● AIM OF THE EXERCISE:
From the records that follow, copy every line that contains the word "heading".

● Data records for software interfaces:

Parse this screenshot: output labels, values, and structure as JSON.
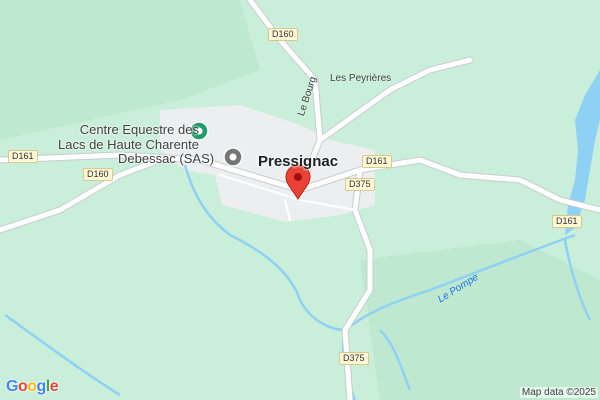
{
  "map": {
    "town": "Pressignac",
    "localities": {
      "les_peyrieres": "Les Peyrières",
      "le_bourg": "Le Bourg",
      "le_pompe": "Le Pompe"
    },
    "roads": {
      "d160_top": "D160",
      "d160_left": "D160",
      "d161_left": "D161",
      "d161_center": "D161",
      "d161_right": "D161",
      "d375_center": "D375",
      "d375_bottom": "D375"
    },
    "pois": [
      {
        "name": "Centre Equestre des Lacs de Haute Charente",
        "line1": "Centre Equestre des",
        "line2": "Lacs de Haute Charente",
        "icon": "horse-pin-icon",
        "color": "#1e9e6a"
      },
      {
        "name": "Debessac (SAS)",
        "icon": "place-pin-icon",
        "color": "#757575"
      }
    ],
    "marker": {
      "icon": "red-location-marker-icon",
      "color": "#ea4335"
    },
    "logo": "Google",
    "attribution": "Map data ©2025"
  },
  "colors": {
    "land": "#c9eed9",
    "water": "#8ed1f5",
    "urban": "#eceef0",
    "road": "#ffffff",
    "road_outline": "#c8cdd1"
  }
}
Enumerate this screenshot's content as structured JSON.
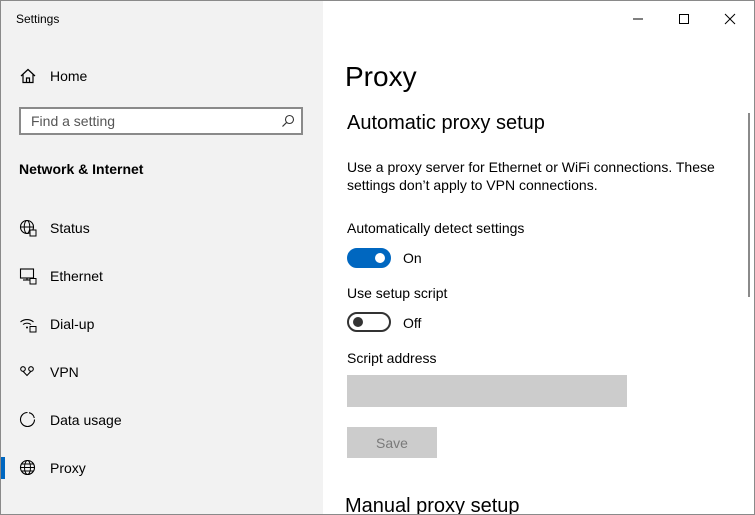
{
  "window": {
    "title": "Settings",
    "controls": {
      "minimize": "minimize",
      "maximize": "maximize",
      "close": "close"
    }
  },
  "sidebar": {
    "home_label": "Home",
    "search": {
      "placeholder": "Find a setting",
      "value": ""
    },
    "section_title": "Network & Internet",
    "items": [
      {
        "label": "Status",
        "icon": "globe-status-icon"
      },
      {
        "label": "Ethernet",
        "icon": "ethernet-icon"
      },
      {
        "label": "Dial-up",
        "icon": "dial-up-icon"
      },
      {
        "label": "VPN",
        "icon": "vpn-icon"
      },
      {
        "label": "Data usage",
        "icon": "data-usage-icon"
      },
      {
        "label": "Proxy",
        "icon": "globe-icon",
        "selected": true
      }
    ]
  },
  "main": {
    "page_title": "Proxy",
    "auto_section": {
      "heading": "Automatic proxy setup",
      "description": "Use a proxy server for Ethernet or WiFi connections. These settings don’t apply to VPN connections.",
      "auto_detect": {
        "label": "Automatically detect settings",
        "state": "On",
        "on": true
      },
      "setup_script": {
        "label": "Use setup script",
        "state": "Off",
        "on": false
      },
      "script_address": {
        "label": "Script address",
        "value": ""
      },
      "save_label": "Save"
    },
    "manual_section": {
      "heading": "Manual proxy setup"
    }
  },
  "colors": {
    "accent": "#0067c0",
    "sidebar_bg": "#f2f2f2",
    "disabled": "#cccccc"
  }
}
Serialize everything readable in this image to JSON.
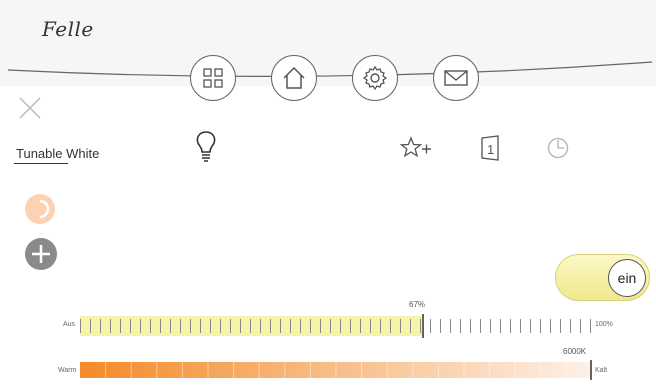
{
  "header": {
    "logo_text": "Felle"
  },
  "nav": [
    {
      "name": "grid-icon"
    },
    {
      "name": "home-icon"
    },
    {
      "name": "gear-icon"
    },
    {
      "name": "mail-icon"
    }
  ],
  "device": {
    "title": "Tunable White"
  },
  "toolbar": {
    "icons": [
      "lightbulb-icon",
      "star-plus-icon",
      "room-number-icon",
      "clock-icon"
    ],
    "room_number": "1"
  },
  "toggle": {
    "label": "ein",
    "state": "on"
  },
  "brightness": {
    "min_label": "Aus",
    "max_label": "100%",
    "value_label": "67%",
    "value": 67
  },
  "color_temp": {
    "min_label": "Warm",
    "max_label": "Kalt",
    "value_label": "6000K"
  },
  "colors": {
    "accent_yellow": "#f7f3a8",
    "accent_orange": "#f48a28"
  }
}
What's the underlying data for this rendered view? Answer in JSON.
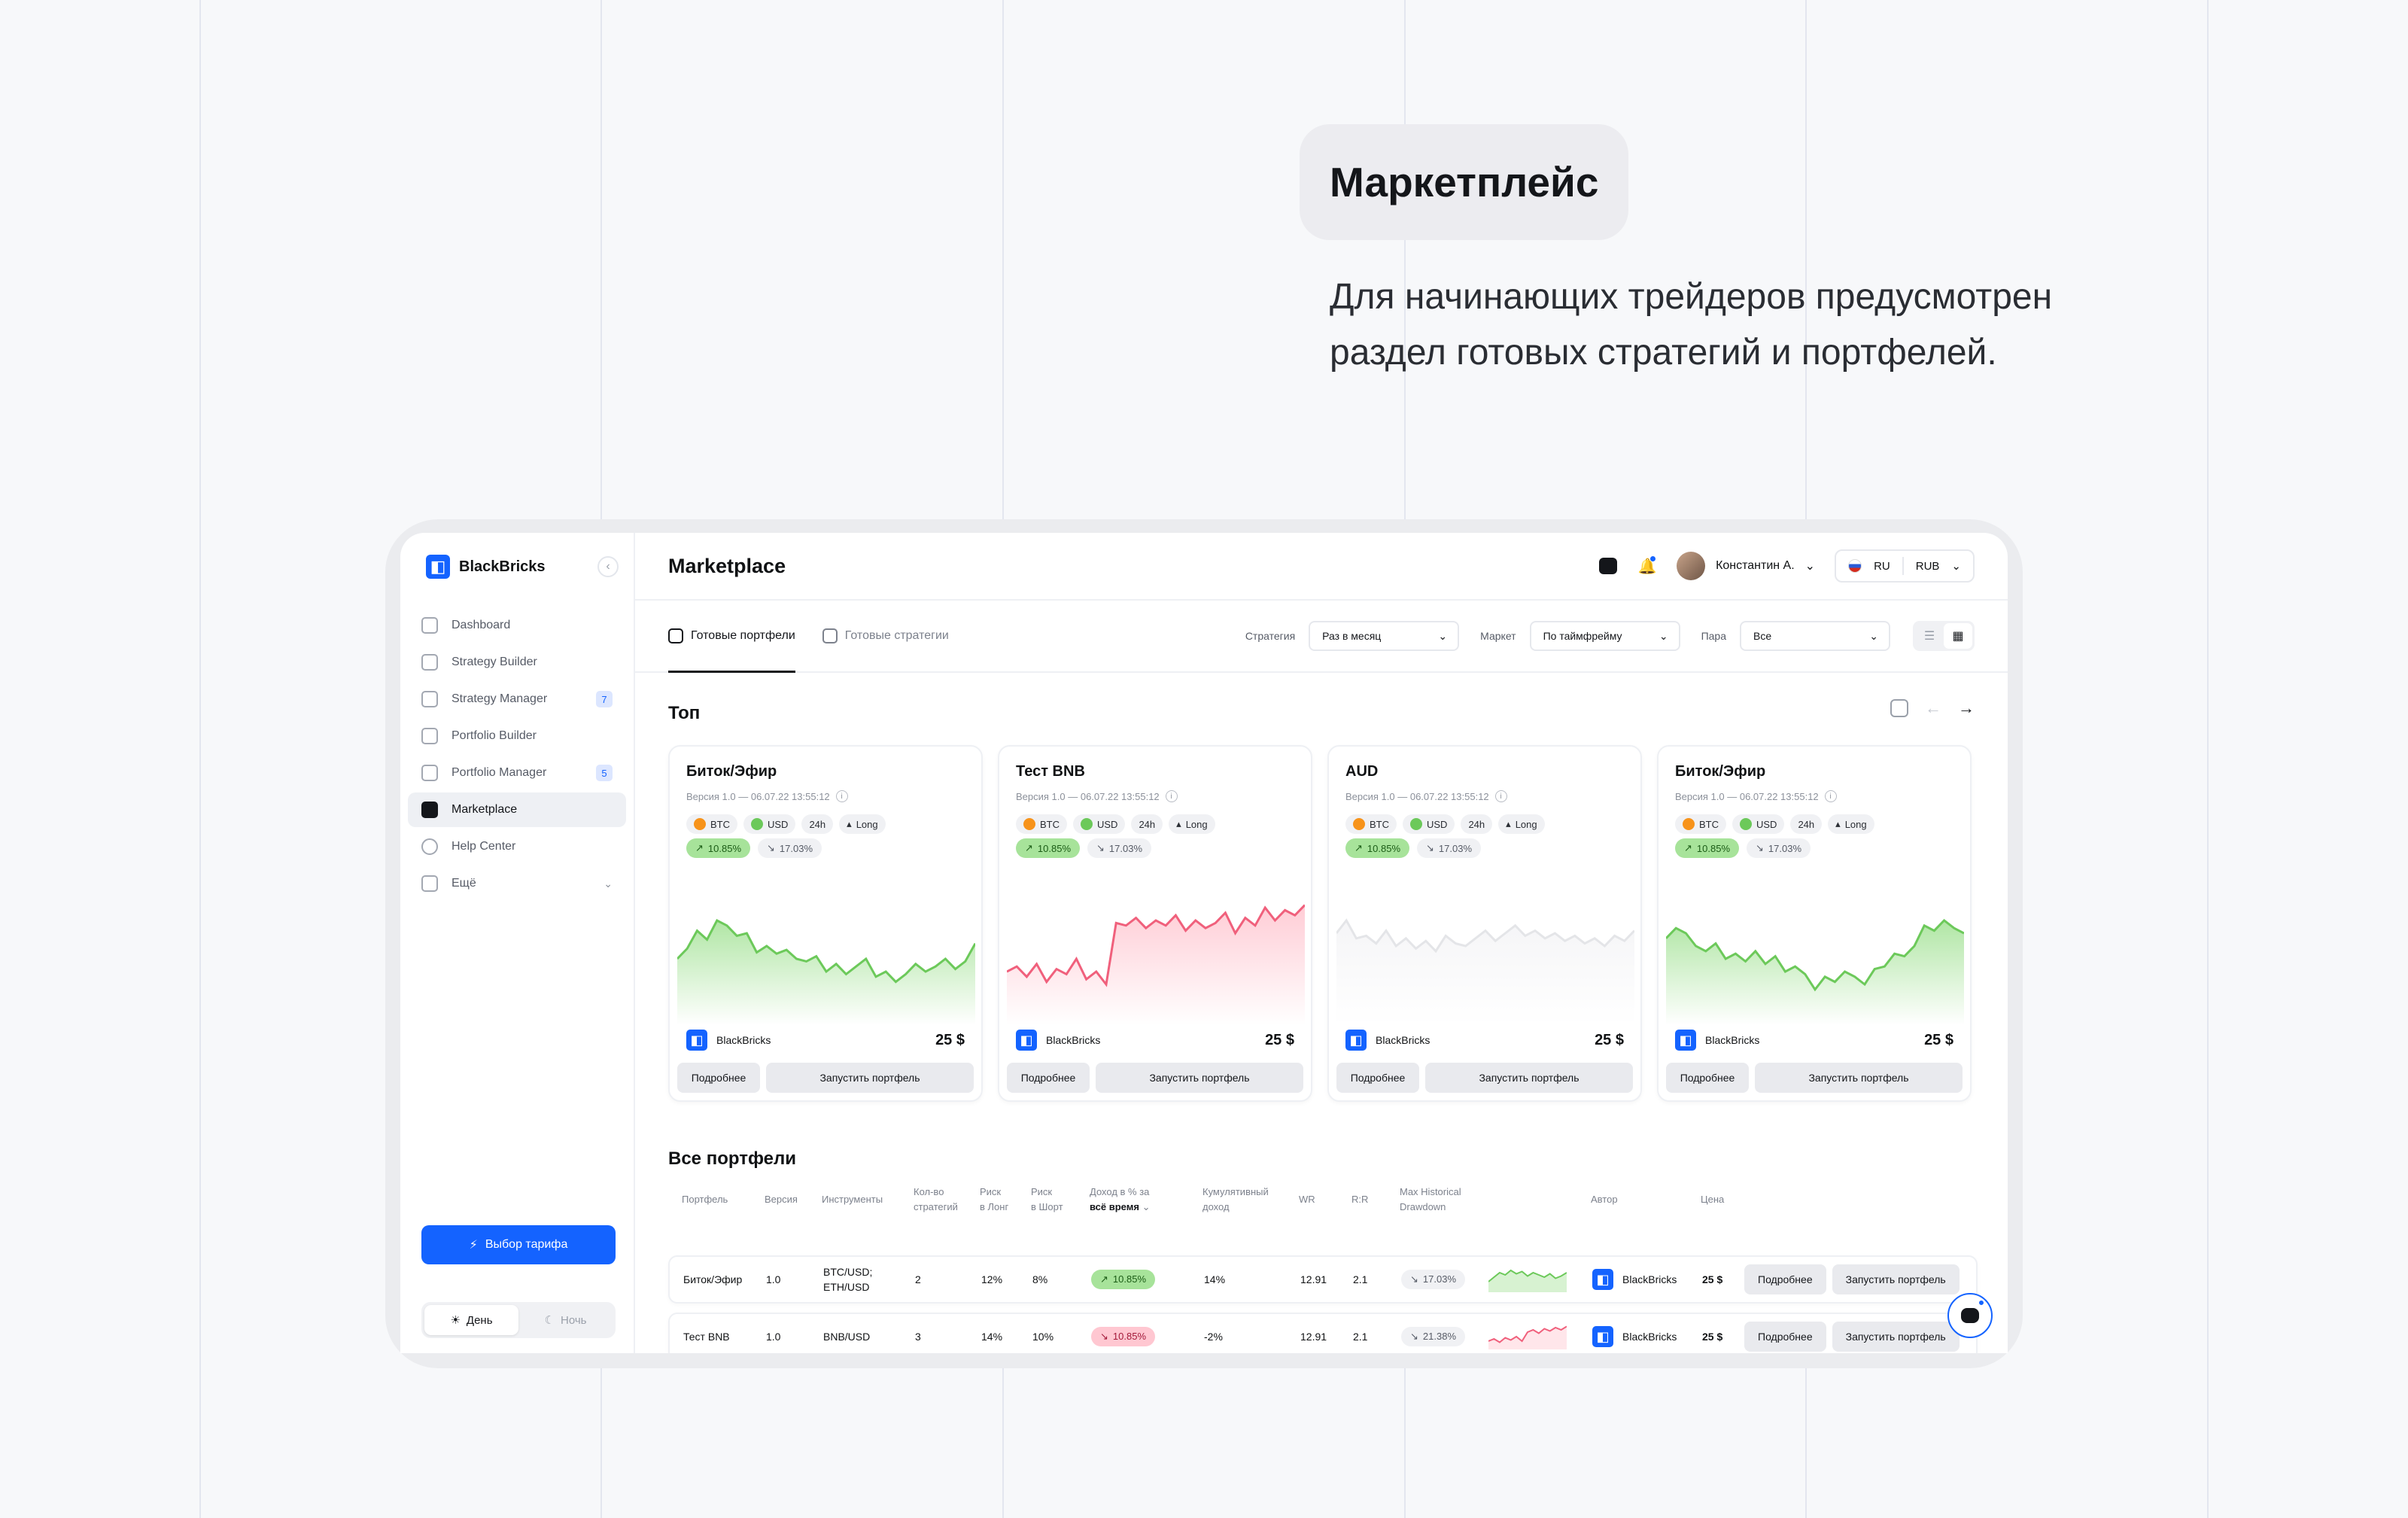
{
  "hero": {
    "heading": "Маркетплейс",
    "description": "Для начинающих трейдеров предусмотрен раздел готовых стратегий и портфелей."
  },
  "brand": {
    "name": "BlackBricks",
    "accent": "#1463ff"
  },
  "sidebar": {
    "items": [
      {
        "label": "Dashboard",
        "icon": "home-icon"
      },
      {
        "label": "Strategy Builder",
        "icon": "builder-icon"
      },
      {
        "label": "Strategy Manager",
        "icon": "grid-icon",
        "badge": "7"
      },
      {
        "label": "Portfolio Builder",
        "icon": "portfolio-add-icon"
      },
      {
        "label": "Portfolio Manager",
        "icon": "portfolio-icon",
        "badge": "5"
      },
      {
        "label": "Marketplace",
        "icon": "marketplace-icon",
        "active": true
      },
      {
        "label": "Help Center",
        "icon": "help-icon"
      },
      {
        "label": "Ещё",
        "icon": "more-icon",
        "expandable": true
      }
    ],
    "tariff_button": "Выбор тарифа",
    "theme": {
      "day": "День",
      "night": "Ночь",
      "selected": "day"
    }
  },
  "topbar": {
    "title": "Marketplace",
    "user_name": "Константин А.",
    "language": "RU",
    "currency": "RUB"
  },
  "tabs": [
    {
      "label": "Готовые портфели",
      "active": true
    },
    {
      "label": "Готовые стратегии",
      "active": false
    }
  ],
  "filters": {
    "strategy_label": "Стратегия",
    "strategy_value": "Раз в месяц",
    "market_label": "Маркет",
    "market_value": "По таймфрейму",
    "pair_label": "Пара",
    "pair_value": "Все"
  },
  "top": {
    "title": "Топ",
    "cards": [
      {
        "title": "Биток/Эфир",
        "version": "Версия 1.0 — 06.07.22 13:55:12",
        "chips": [
          "BTC",
          "USD",
          "24h",
          "Long"
        ],
        "perf_up": "10.85%",
        "perf_dd": "17.03%",
        "author": "BlackBricks",
        "price": "25 $",
        "btn_more": "Подробнее",
        "btn_run": "Запустить портфель",
        "trend": "green",
        "series": [
          40,
          48,
          62,
          55,
          70,
          66,
          58,
          60,
          45,
          50,
          44,
          47,
          40,
          38,
          42,
          30,
          36,
          28,
          34,
          40,
          26,
          30,
          22,
          28,
          36,
          30,
          34,
          40,
          32,
          38,
          52
        ]
      },
      {
        "title": "Тест BNB",
        "version": "Версия 1.0 — 06.07.22 13:55:12",
        "chips": [
          "BTC",
          "USD",
          "24h",
          "Long"
        ],
        "perf_up": "10.85%",
        "perf_dd": "17.03%",
        "author": "BlackBricks",
        "price": "25 $",
        "btn_more": "Подробнее",
        "btn_run": "Запустить портфель",
        "trend": "red",
        "series": [
          30,
          34,
          26,
          36,
          22,
          32,
          28,
          40,
          24,
          30,
          20,
          68,
          66,
          72,
          64,
          70,
          66,
          74,
          62,
          70,
          64,
          68,
          76,
          60,
          72,
          66,
          80,
          70,
          78,
          74,
          82
        ]
      },
      {
        "title": "AUD",
        "version": "Версия 1.0 — 06.07.22 13:55:12",
        "chips": [
          "BTC",
          "USD",
          "24h",
          "Long"
        ],
        "perf_up": "10.85%",
        "perf_dd": "17.03%",
        "author": "BlackBricks",
        "price": "25 $",
        "btn_more": "Подробнее",
        "btn_run": "Запустить портфель",
        "trend": "gray",
        "series": [
          60,
          70,
          56,
          58,
          52,
          62,
          50,
          56,
          48,
          54,
          46,
          58,
          52,
          50,
          56,
          62,
          54,
          60,
          66,
          58,
          62,
          56,
          60,
          54,
          58,
          52,
          56,
          50,
          58,
          54,
          62
        ]
      },
      {
        "title": "Биток/Эфир",
        "version": "Версия 1.0 — 06.07.22 13:55:12",
        "chips": [
          "BTC",
          "USD",
          "24h",
          "Long"
        ],
        "perf_up": "10.85%",
        "perf_dd": "17.03%",
        "author": "BlackBricks",
        "price": "25 $",
        "btn_more": "Подробнее",
        "btn_run": "Запустить портфель",
        "trend": "green",
        "series": [
          56,
          64,
          60,
          50,
          46,
          52,
          40,
          44,
          38,
          46,
          36,
          42,
          30,
          34,
          28,
          16,
          26,
          22,
          30,
          26,
          20,
          32,
          34,
          44,
          42,
          50,
          66,
          62,
          70,
          64,
          60
        ]
      }
    ]
  },
  "all": {
    "title": "Все портфели",
    "headers": {
      "portfolio": "Портфель",
      "version": "Версия",
      "instruments": "Инструменты",
      "count_1": "Кол-во",
      "count_2": "стратегий",
      "risk_long_1": "Риск",
      "risk_long_2": "в Лонг",
      "risk_short_1": "Риск",
      "risk_short_2": "в Шорт",
      "income_1": "Доход в % за",
      "income_2": "всё время",
      "cumul_1": "Кумулятивный",
      "cumul_2": "доход",
      "wr": "WR",
      "rr": "R:R",
      "mhd_1": "Max Historical",
      "mhd_2": "Drawdown",
      "author": "Автор",
      "price": "Цена"
    },
    "rows": [
      {
        "name": "Биток/Эфир",
        "version": "1.0",
        "inst_1": "BTC/USD;",
        "inst_2": "ETH/USD",
        "count": "2",
        "risk_long": "12%",
        "risk_short": "8%",
        "income": "10.85%",
        "income_trend": "up",
        "cumul": "14%",
        "wr": "12.91",
        "rr": "2.1",
        "mhd": "17.03%",
        "author": "BlackBricks",
        "price": "25 $",
        "btn_more": "Подробнее",
        "btn_run": "Запустить портфель",
        "series": [
          8,
          12,
          16,
          14,
          18,
          15,
          17,
          13,
          16,
          14,
          12,
          15,
          11,
          13,
          16
        ]
      },
      {
        "name": "Тест BNB",
        "version": "1.0",
        "inst_1": "BNB/USD",
        "inst_2": "",
        "count": "3",
        "risk_long": "14%",
        "risk_short": "10%",
        "income": "10.85%",
        "income_trend": "down",
        "cumul": "-2%",
        "wr": "12.91",
        "rr": "2.1",
        "mhd": "21.38%",
        "author": "BlackBricks",
        "price": "25 $",
        "btn_more": "Подробнее",
        "btn_run": "Запустить портфель",
        "series": [
          6,
          8,
          5,
          9,
          7,
          10,
          6,
          14,
          16,
          13,
          17,
          15,
          18,
          16,
          19
        ]
      }
    ]
  }
}
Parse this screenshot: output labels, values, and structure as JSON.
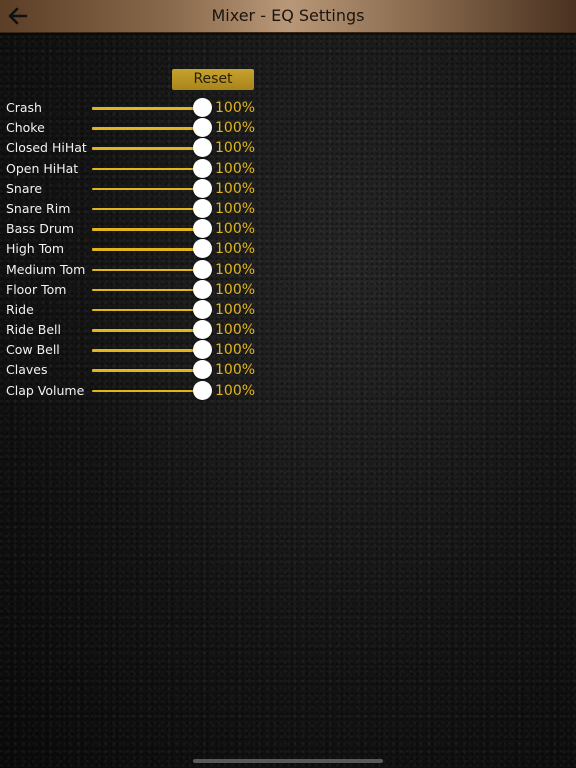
{
  "header": {
    "title": "Mixer - EQ Settings",
    "back_icon": "arrow-left-icon"
  },
  "reset_label": "Reset",
  "colors": {
    "accent": "#e2b51c",
    "thumb": "#ffffff",
    "header_bronze": "#b89878"
  },
  "mixer": {
    "rows": [
      {
        "label": "Crash",
        "value": "100%",
        "level": 1.0
      },
      {
        "label": "Choke",
        "value": "100%",
        "level": 1.0
      },
      {
        "label": "Closed HiHat",
        "value": "100%",
        "level": 1.0
      },
      {
        "label": "Open HiHat",
        "value": "100%",
        "level": 1.0
      },
      {
        "label": "Snare",
        "value": "100%",
        "level": 1.0
      },
      {
        "label": "Snare Rim",
        "value": "100%",
        "level": 1.0
      },
      {
        "label": "Bass Drum",
        "value": "100%",
        "level": 1.0
      },
      {
        "label": "High Tom",
        "value": "100%",
        "level": 1.0
      },
      {
        "label": "Medium Tom",
        "value": "100%",
        "level": 1.0
      },
      {
        "label": "Floor Tom",
        "value": "100%",
        "level": 1.0
      },
      {
        "label": "Ride",
        "value": "100%",
        "level": 1.0
      },
      {
        "label": "Ride Bell",
        "value": "100%",
        "level": 1.0
      },
      {
        "label": "Cow Bell",
        "value": "100%",
        "level": 1.0
      },
      {
        "label": "Claves",
        "value": "100%",
        "level": 1.0
      },
      {
        "label": "Clap Volume",
        "value": "100%",
        "level": 1.0
      }
    ]
  }
}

● SOLUTION FOR THIS TASK:
      "heading": "Automatic proxy setup",
      "heading": "Manual proxy setup"
    "heading": "Маркетплейс",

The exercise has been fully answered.